INSKEEP: Former President Trump is facing criminal charges for the way that he handled classified documents and, of course, is claiming now that he is being treated differently. What is the response to that?

LUCAS: Well, look. The Justice Department rejects any allegation that there's a two-tier justice system in this country. It's worth pointing out that Robert Hur is a Republican. Before he was appointed special counsel, he served as a U.S. attorney during the Trump administration.

Now, yes, you have a Biden case. You have a Trump case. But there are significant differences between those two cases. Hur even points them out in his report. Trump was provided multiple opportunities to return the classified documents that were found at Mar-a-Lago. According to the indictment, Trump refused to do so and even actively sought to obstruct investigators by trying to get others to destroy evidence and then lie about it to investigators. Biden, on the other hand, he voluntarily turned over classified documents to the National Archives and Justice Department after they were found. He then voluntarily agreed to FBI searches of his homes. He sat down for an interview with Hur's team. So, as Hur says, there are significant distinctions between these two cases.
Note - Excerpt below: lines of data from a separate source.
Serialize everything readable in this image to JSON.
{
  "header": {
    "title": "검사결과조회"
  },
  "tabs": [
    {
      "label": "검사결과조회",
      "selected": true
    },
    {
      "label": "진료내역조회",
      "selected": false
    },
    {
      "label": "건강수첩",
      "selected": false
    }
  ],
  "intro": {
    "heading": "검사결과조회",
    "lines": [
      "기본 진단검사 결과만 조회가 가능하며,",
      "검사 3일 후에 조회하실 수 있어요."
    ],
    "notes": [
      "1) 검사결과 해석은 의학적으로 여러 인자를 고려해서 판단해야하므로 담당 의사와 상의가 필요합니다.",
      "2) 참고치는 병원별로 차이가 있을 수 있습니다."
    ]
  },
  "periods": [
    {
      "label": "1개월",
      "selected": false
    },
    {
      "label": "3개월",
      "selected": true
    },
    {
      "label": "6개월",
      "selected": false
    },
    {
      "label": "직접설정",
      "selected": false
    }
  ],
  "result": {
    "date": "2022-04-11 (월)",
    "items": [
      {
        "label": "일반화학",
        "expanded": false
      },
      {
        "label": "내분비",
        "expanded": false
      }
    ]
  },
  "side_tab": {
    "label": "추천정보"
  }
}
INSKEEP: In fact, the special prosecutor says at one point the fact that Biden agreed voluntarily to searches of his home implies that perhaps he did not realize that classified documents were there. Ryan, thanks so much.

LUCAS: Thank you.

INSKEEP: That's NPR justice correspondent Ryan Lucas. Transcript provided by NPR, Copyright NPR.

NPR transcripts are created on a rush deadline by an NPR contractor. This text may not be in its final form and may be updated or revised in the future. Accuracy and availability may vary. The authoritative record of NPR’s programming is the audio record.

Steve Inskeep
Steve Inskeep is a host of NPR's Morning Edition, as well as NPR's morning news podcast Up First.
Ryan Lucas covers the Justice Department for NPR.